Don't feel like you have to pick up a Martha Stewart magazine or follow a prep list that begins in September. In fact, let's stay away from Martha Stewart or Epicurious.com unless you need a specific recipe. This leads to our first tip.
The more prone you are to making elaborate plans you never follow through with, the more likely you are to be overwhelmed and frazzled on the big day. Let us not forget the Friends where Monica agrees to make everyone's favorite kind of potatoes and the whole meal ends up ruined. (If you do forget this, check out our list of our favorite TV Thanksgiving episodes.) Make a simple menu of dishes you're comfortable with. This isn't the time to try feta walnut date cigars if you've never worked with philo dough. Garlic and cheese crostini you could probably handle.
If you want a good guide for how much to have, here is the classic list of dishes for a dinner party and a sort of sample menu.
- Appetizer/Salad — Make it easy on yourself and get a cheese platter.
- Main dish — Um, turkey.
- Green/Yellow Veggie — Don't discount green bean casserole, a lot of people find it to be a comforting staple. These Brussels sprouts for people who think they hate Brussels sprouts are an elegant alternative.
- Starch — Potatoes: Mashed, scalloped or sweet and whipped with marshmallows, people expect potatoes on Thanksgiving.
- Bread — Dinner rolls. Done.
- Dessert — A lot of people who don't consider themselves "cooks" have fun with dessert. This could be your dish with which to get creative. Or if baking isn't your thing, you can get a decent pumpkin pie almost anywhere. Seriously, I've had an awesome pumpkin pie from a convenience store before. If you're sensitive about appearances, slip the pie out of the tin and into a glass pie plate.
- Lastly, I'm not sure if this falls under overplanning or underplanning, but don't put a dish on the menu you've never tried before. Practice anything new once to make sure you know how long it takes and that there are no unpredictably complex steps to preparation.
So simple, so important, yet so tricky. My mother has been "helpfully reminding" me for weeks to put the turkey in the fridge to defrost the Saturday before Thanksgiving. Apparently there was an early holiday in her marriage when she was in tears because the inside of her turkey was still frozen on Thanksgiving day. (Hi Mom! Hahaha, yeah right, my parents don't have the Internet.)
A roasting pan isn't something everyone uses with frequency, or for something as large as a turkey. Make sure you're on top of this step before the big day. Though, apparently you can fashion a DIY roasting pan out of a wire rack and tinfoil.
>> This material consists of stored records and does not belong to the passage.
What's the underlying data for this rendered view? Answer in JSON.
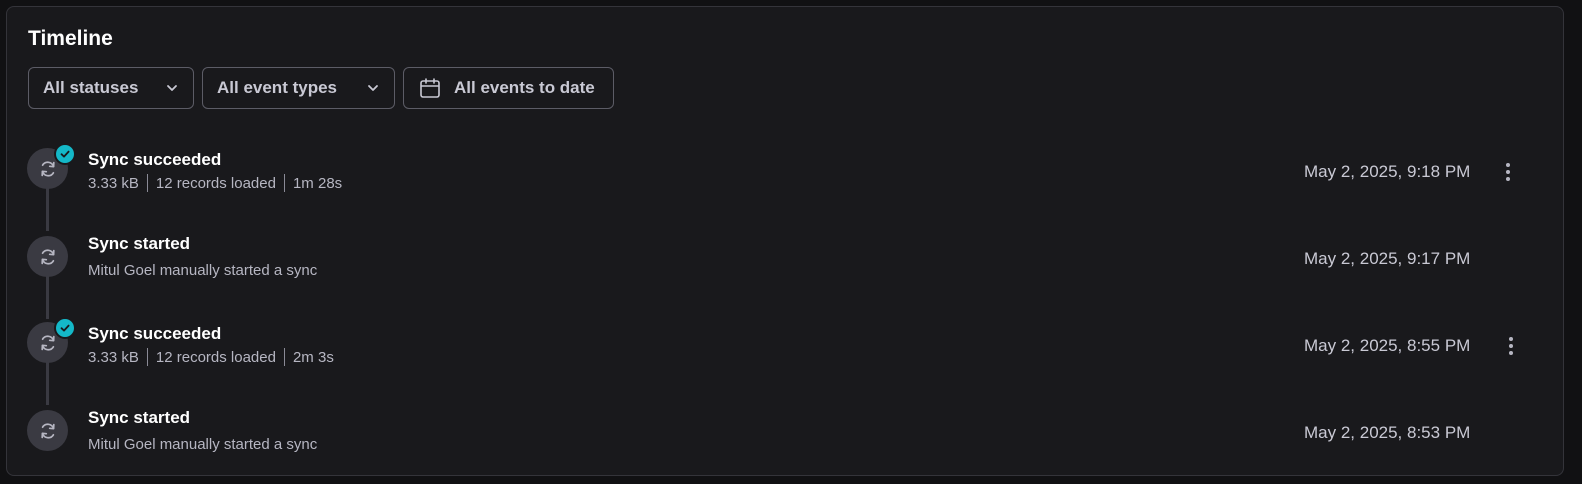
{
  "timeline": {
    "title": "Timeline",
    "filters": {
      "statuses": "All statuses",
      "event_types": "All event types",
      "date_range": "All events to date"
    },
    "events": [
      {
        "title": "Sync succeeded",
        "size": "3.33 kB",
        "records": "12 records loaded",
        "duration": "1m 28s",
        "date": "May 2, 2025, 9:18 PM",
        "status": "success",
        "icon": "sync-icon"
      },
      {
        "title": "Sync started",
        "description": "Mitul Goel manually started a sync",
        "date": "May 2, 2025, 9:17 PM",
        "icon": "sync-icon"
      },
      {
        "title": "Sync succeeded",
        "size": "3.33 kB",
        "records": "12 records loaded",
        "duration": "2m 3s",
        "date": "May 2, 2025, 8:55 PM",
        "status": "success",
        "icon": "sync-icon"
      },
      {
        "title": "Sync started",
        "description": "Mitul Goel manually started a sync",
        "date": "May 2, 2025, 8:53 PM",
        "icon": "sync-icon"
      }
    ],
    "colors": {
      "background": "#19191c",
      "success_badge": "#14b8c8",
      "node": "#3a3a42",
      "text_primary": "#ffffff",
      "text_secondary": "#b6b6c2"
    }
  }
}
This looks far from foolproof, however.
Remember to leave your turkey 10 minutes to rest after it comes out of the oven, or else the juices will all run out when you carve it. (A good time to mash your potatoes.) Speaking of carving, if some experienced matriarch or patriarch isn't going to be available, watching a YouTube demo isn't a bad idea.